Work instructions:
Your task is to repeat the lines below exactly, excluding any pictures they contain.

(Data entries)
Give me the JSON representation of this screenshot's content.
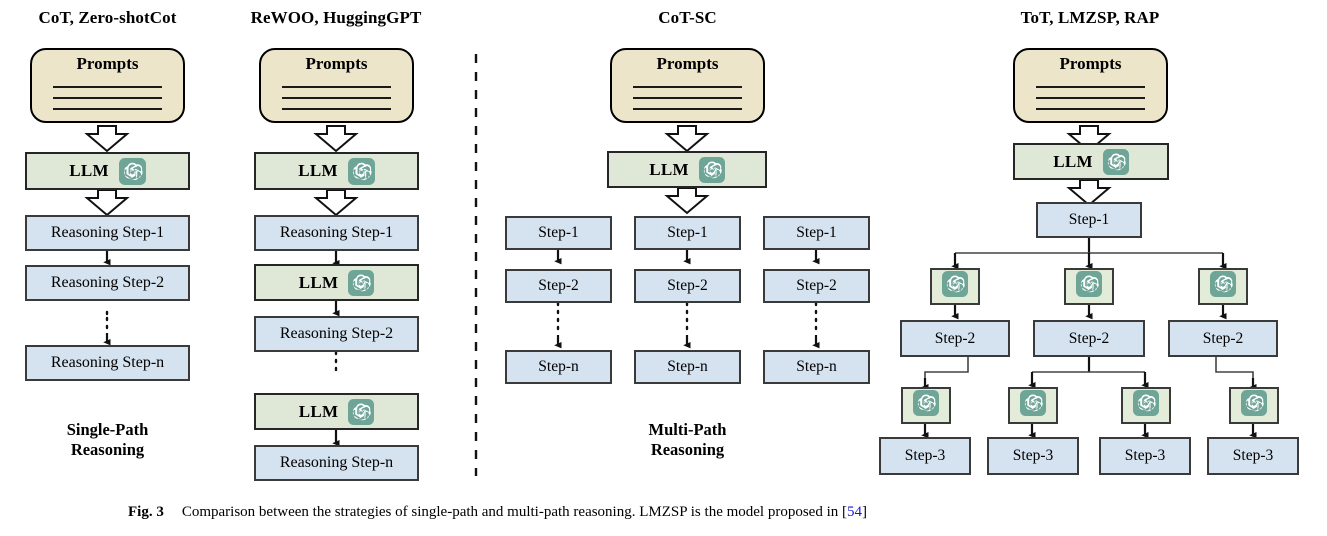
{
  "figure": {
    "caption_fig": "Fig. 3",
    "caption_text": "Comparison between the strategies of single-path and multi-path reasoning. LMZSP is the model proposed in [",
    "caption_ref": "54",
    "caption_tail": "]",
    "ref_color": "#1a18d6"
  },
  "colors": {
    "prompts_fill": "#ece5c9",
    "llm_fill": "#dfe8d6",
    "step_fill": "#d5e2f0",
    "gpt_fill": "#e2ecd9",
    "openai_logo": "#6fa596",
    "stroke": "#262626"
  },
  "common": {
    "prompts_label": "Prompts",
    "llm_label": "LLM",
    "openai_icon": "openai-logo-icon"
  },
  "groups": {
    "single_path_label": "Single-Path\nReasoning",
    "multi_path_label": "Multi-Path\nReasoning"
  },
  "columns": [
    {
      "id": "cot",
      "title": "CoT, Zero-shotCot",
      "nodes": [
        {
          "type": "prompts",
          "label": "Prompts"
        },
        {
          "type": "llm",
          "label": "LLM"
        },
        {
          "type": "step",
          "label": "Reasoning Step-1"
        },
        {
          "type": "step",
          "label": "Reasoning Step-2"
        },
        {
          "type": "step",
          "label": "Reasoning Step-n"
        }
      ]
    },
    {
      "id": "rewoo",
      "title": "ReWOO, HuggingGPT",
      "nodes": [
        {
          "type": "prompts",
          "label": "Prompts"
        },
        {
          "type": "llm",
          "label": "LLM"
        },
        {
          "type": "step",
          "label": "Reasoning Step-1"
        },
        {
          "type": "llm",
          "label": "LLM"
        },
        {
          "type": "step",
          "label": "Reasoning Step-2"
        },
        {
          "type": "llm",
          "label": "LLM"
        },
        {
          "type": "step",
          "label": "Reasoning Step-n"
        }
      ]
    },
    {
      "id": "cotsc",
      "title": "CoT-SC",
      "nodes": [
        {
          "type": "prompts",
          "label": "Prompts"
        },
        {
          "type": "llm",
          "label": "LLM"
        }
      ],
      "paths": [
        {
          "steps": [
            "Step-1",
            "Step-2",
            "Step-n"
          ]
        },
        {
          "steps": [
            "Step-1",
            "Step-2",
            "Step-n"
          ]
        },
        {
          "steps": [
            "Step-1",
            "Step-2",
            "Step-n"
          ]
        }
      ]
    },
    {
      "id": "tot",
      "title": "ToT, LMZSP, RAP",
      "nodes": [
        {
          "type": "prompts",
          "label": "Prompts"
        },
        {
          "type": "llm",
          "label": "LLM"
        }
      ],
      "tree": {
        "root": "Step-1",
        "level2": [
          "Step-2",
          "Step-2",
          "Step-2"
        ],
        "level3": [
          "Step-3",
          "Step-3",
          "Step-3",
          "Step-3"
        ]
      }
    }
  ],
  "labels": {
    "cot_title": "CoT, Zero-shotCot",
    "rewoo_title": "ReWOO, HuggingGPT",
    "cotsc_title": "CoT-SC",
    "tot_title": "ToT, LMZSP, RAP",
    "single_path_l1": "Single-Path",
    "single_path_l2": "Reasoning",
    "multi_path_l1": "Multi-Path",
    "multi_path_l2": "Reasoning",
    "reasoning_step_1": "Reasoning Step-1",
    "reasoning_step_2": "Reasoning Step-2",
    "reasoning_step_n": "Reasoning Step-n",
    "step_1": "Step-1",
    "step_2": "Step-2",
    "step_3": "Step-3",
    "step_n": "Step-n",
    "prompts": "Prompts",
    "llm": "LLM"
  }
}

Result of this task:
Give me the JSON representation of this screenshot's content.
{
  "figure": {
    "caption_fig": "Fig. 3",
    "caption_text": "Comparison between the strategies of single-path and multi-path reasoning. LMZSP is the model proposed in [",
    "caption_ref": "54",
    "caption_tail": "]",
    "ref_color": "#1a18d6"
  },
  "colors": {
    "prompts_fill": "#ece5c9",
    "llm_fill": "#dfe8d6",
    "step_fill": "#d5e2f0",
    "gpt_fill": "#e2ecd9",
    "openai_logo": "#6fa596",
    "stroke": "#262626"
  },
  "common": {
    "prompts_label": "Prompts",
    "llm_label": "LLM",
    "openai_icon": "openai-logo-icon"
  },
  "groups": {
    "single_path_label": "Single-Path\nReasoning",
    "multi_path_label": "Multi-Path\nReasoning"
  },
  "columns": [
    {
      "id": "cot",
      "title": "CoT, Zero-shotCot",
      "nodes": [
        {
          "type": "prompts",
          "label": "Prompts"
        },
        {
          "type": "llm",
          "label": "LLM"
        },
        {
          "type": "step",
          "label": "Reasoning Step-1"
        },
        {
          "type": "step",
          "label": "Reasoning Step-2"
        },
        {
          "type": "step",
          "label": "Reasoning Step-n"
        }
      ]
    },
    {
      "id": "rewoo",
      "title": "ReWOO, HuggingGPT",
      "nodes": [
        {
          "type": "prompts",
          "label": "Prompts"
        },
        {
          "type": "llm",
          "label": "LLM"
        },
        {
          "type": "step",
          "label": "Reasoning Step-1"
        },
        {
          "type": "llm",
          "label": "LLM"
        },
        {
          "type": "step",
          "label": "Reasoning Step-2"
        },
        {
          "type": "llm",
          "label": "LLM"
        },
        {
          "type": "step",
          "label": "Reasoning Step-n"
        }
      ]
    },
    {
      "id": "cotsc",
      "title": "CoT-SC",
      "nodes": [
        {
          "type": "prompts",
          "label": "Prompts"
        },
        {
          "type": "llm",
          "label": "LLM"
        }
      ],
      "paths": [
        {
          "steps": [
            "Step-1",
            "Step-2",
            "Step-n"
          ]
        },
        {
          "steps": [
            "Step-1",
            "Step-2",
            "Step-n"
          ]
        },
        {
          "steps": [
            "Step-1",
            "Step-2",
            "Step-n"
          ]
        }
      ]
    },
    {
      "id": "tot",
      "title": "ToT, LMZSP, RAP",
      "nodes": [
        {
          "type": "prompts",
          "label": "Prompts"
        },
        {
          "type": "llm",
          "label": "LLM"
        }
      ],
      "tree": {
        "root": "Step-1",
        "level2": [
          "Step-2",
          "Step-2",
          "Step-2"
        ],
        "level3": [
          "Step-3",
          "Step-3",
          "Step-3",
          "Step-3"
        ]
      }
    }
  ],
  "labels": {
    "cot_title": "CoT, Zero-shotCot",
    "rewoo_title": "ReWOO, HuggingGPT",
    "cotsc_title": "CoT-SC",
    "tot_title": "ToT, LMZSP, RAP",
    "single_path_l1": "Single-Path",
    "single_path_l2": "Reasoning",
    "multi_path_l1": "Multi-Path",
    "multi_path_l2": "Reasoning",
    "reasoning_step_1": "Reasoning Step-1",
    "reasoning_step_2": "Reasoning Step-2",
    "reasoning_step_n": "Reasoning Step-n",
    "step_1": "Step-1",
    "step_2": "Step-2",
    "step_3": "Step-3",
    "step_n": "Step-n",
    "prompts": "Prompts",
    "llm": "LLM"
  }
}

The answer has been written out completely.